Back Roof, Falling

When we first saw the Red House, our real estate agent, Tara, had the foresight to have someone lay a dark blue/green tarp over the back part of the house.  Why?  Because the roof over the back of the house was collapsing.  To hold the tarp in place, a couple of wooden skids were thrown on top of the plastic, too.  On one side of the house was a large pile of roof shingles that had either been torn off during this process or simply had fallen off.  It was quite a sight but luckily not anything you could see from the road.  If the back of the house were in fact collapsing, you didn’t notice it until you were actually standing in the two rooms that were damaged.


These two rooms at one time had been an ugly beige and brown bathroom and a former laundry room that had been converted to a dingy white kitchen. Since I was totally frightened of even venturing into the bathroom because a) the ceiling had in fact collapsed and b) there was a dead mouse in the bathtub, I couldn’t even bring myself to photograph the space.


Needless to say, the previous owners left us nothing but a mess.  No kitchen, only one working bathroom on the second floor and most importantly no keys to get in or out of the house other than going through the back door. This was very scary.

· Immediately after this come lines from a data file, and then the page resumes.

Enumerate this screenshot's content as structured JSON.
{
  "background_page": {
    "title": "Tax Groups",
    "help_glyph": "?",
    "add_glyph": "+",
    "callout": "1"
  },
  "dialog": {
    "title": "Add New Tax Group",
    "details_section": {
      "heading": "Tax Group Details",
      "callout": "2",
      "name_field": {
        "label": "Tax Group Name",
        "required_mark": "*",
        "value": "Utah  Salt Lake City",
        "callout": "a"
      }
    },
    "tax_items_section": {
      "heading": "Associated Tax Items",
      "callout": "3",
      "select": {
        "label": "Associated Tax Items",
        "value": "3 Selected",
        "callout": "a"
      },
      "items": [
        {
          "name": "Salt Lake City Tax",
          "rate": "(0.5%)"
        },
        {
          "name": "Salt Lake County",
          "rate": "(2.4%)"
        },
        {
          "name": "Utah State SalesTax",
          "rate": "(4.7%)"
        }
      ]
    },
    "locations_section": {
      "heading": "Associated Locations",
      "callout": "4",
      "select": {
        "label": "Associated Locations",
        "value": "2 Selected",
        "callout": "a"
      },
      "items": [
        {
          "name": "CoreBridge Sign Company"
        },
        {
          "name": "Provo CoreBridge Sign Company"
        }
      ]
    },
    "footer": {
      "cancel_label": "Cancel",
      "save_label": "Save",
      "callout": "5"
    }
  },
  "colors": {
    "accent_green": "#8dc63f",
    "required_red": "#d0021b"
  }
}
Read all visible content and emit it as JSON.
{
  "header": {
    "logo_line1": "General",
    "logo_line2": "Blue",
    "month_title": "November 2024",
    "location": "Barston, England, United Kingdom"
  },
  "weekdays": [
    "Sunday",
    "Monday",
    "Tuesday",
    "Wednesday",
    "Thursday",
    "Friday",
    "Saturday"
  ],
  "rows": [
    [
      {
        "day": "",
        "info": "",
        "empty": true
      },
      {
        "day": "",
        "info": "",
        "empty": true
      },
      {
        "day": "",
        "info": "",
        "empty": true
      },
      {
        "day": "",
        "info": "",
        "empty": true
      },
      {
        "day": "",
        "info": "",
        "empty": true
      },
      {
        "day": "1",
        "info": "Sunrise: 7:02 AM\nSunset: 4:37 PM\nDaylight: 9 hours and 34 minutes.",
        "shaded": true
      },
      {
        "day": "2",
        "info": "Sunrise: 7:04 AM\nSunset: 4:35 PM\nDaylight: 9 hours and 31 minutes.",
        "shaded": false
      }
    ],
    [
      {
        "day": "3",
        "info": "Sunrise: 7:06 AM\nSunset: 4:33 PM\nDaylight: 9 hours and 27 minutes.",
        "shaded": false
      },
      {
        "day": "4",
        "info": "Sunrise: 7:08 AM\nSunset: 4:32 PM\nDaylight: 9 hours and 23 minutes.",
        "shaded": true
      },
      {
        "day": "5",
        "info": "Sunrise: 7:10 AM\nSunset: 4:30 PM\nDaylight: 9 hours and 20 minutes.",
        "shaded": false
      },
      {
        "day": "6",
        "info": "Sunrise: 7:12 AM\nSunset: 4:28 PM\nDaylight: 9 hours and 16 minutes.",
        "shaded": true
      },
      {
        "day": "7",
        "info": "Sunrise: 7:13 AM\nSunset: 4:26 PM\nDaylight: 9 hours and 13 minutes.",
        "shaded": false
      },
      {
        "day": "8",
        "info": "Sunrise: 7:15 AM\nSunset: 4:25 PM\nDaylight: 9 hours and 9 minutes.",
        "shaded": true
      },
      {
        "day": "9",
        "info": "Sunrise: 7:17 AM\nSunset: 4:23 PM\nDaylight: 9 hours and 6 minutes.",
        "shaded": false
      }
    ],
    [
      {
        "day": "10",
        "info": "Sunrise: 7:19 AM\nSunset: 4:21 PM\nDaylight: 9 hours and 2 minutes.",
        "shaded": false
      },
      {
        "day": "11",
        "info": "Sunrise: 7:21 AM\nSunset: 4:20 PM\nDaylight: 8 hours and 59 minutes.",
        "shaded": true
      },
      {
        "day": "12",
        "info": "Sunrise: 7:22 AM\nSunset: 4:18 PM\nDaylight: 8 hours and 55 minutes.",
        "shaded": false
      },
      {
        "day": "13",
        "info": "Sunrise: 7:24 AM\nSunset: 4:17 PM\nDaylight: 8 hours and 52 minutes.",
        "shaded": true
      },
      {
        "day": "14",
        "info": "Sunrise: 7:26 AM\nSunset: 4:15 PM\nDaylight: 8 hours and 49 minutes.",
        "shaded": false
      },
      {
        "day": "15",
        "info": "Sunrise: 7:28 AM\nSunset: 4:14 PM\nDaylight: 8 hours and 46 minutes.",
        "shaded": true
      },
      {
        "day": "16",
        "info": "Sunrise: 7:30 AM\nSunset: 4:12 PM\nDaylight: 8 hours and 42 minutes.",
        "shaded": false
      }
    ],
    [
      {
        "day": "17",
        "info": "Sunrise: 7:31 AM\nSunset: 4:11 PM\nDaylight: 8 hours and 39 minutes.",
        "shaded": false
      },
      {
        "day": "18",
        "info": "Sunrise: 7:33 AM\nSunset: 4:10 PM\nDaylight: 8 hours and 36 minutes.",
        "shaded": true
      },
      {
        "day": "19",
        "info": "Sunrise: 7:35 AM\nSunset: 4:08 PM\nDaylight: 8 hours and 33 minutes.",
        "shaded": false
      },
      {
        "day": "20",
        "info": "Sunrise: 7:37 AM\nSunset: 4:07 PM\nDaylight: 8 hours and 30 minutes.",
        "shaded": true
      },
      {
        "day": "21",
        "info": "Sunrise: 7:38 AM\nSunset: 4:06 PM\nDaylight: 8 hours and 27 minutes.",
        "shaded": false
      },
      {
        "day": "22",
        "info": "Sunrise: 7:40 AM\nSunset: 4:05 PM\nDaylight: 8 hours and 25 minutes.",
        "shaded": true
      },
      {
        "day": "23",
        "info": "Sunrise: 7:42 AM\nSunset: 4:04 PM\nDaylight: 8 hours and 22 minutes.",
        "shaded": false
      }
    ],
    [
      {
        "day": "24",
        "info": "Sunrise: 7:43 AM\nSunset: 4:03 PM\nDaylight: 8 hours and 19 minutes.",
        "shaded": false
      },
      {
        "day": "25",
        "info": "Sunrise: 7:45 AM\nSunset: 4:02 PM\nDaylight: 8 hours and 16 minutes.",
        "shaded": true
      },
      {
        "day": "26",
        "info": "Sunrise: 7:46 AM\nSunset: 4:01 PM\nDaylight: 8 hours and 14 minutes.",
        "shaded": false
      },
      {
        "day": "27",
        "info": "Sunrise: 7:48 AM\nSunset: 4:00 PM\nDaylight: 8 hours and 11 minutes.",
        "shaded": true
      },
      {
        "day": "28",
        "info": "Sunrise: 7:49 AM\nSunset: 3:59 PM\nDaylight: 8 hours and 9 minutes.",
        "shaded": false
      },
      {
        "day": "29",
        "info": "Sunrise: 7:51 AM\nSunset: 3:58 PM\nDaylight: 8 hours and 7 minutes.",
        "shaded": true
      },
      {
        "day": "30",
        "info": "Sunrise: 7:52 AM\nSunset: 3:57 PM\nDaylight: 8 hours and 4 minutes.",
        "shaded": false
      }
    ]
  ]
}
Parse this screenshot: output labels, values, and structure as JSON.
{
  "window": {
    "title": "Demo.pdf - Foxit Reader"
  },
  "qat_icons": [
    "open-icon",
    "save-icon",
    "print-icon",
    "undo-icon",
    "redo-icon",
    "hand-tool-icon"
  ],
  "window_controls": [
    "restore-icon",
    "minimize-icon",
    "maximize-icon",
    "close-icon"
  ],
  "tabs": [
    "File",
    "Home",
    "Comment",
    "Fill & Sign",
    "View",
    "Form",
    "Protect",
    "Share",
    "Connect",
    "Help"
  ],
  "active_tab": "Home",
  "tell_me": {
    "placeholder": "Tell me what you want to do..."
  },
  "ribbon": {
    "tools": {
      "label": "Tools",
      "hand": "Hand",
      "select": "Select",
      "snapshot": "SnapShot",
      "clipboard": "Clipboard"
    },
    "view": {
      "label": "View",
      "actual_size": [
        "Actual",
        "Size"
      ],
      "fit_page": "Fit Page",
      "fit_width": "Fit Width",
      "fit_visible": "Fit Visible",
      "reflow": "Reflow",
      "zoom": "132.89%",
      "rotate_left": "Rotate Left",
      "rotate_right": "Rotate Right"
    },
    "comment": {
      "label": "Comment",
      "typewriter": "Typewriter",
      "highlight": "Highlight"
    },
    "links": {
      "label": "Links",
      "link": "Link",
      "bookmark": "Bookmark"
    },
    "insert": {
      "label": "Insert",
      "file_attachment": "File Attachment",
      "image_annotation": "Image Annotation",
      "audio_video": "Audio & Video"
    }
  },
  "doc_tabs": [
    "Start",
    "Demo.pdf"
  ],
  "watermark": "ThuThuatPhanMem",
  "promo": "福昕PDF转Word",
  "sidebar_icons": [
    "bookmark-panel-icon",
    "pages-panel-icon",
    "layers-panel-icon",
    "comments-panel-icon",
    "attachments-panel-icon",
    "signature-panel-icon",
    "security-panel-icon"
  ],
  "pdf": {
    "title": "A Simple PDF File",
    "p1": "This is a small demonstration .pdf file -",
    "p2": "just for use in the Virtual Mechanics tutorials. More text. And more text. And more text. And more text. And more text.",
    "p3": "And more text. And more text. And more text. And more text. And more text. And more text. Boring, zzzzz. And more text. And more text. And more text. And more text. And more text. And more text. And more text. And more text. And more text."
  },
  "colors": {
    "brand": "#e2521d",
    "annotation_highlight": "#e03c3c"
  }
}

Every time I had to go through the back door, I was afraid the ceiling was going to collapse on my head.  Consequently, I would make a made dash through the room until I reached the safety of the “red room” and quickly close the door behind me.


Once inside, I could open three other doors to get in and out of the house and wouldn’t have to deal with going through the back door until it was time to leave and lock up the house again.

We went through the summer trying to ignore the damage but the reality was every time it rained, there was this icky mold smell. I was pretty sure whatever it was we were smelling probably wasn’t good for us to be breathing either but I chose to ignore any potential health issues. What I really wanted to do was try and salvage those two rooms figuring it would be cheaper to fix them than to build new.

We finally gave our contractor the go ahead to start the demo work to try and figure out what we could do.  He tore everything down to the rafters and confirmed our worst fears.  The damage was so extensive it would be cheaper to tear down and rebuild a room on a smaller scale then try to fix the roof and the space that the previous owners had so blatantly ignored.  (Note to homeowners: if you have a leak in your roof, try to fix it right away otherwise it’s going to cost you a lot more money in the long run.)


Our contractor started to frame out a small new addition and we decided this new space, while half the size of the previous two rooms, would work just fine.  It could easily be both a laundry room and a second bathroom.


We’re heading into the winter months now so we did as much work as we currently can afford.  Looking at our little room when I’m standing outside, I think aesthetically and architecturally it’s far superior to what was there previously.  Now the challenge is to try and finish the interior.


This entry was posted in Construction and tagged , , , , . Bookmark the permalink.

Leave a Reply

Your email address will not be published. Required fields are marked *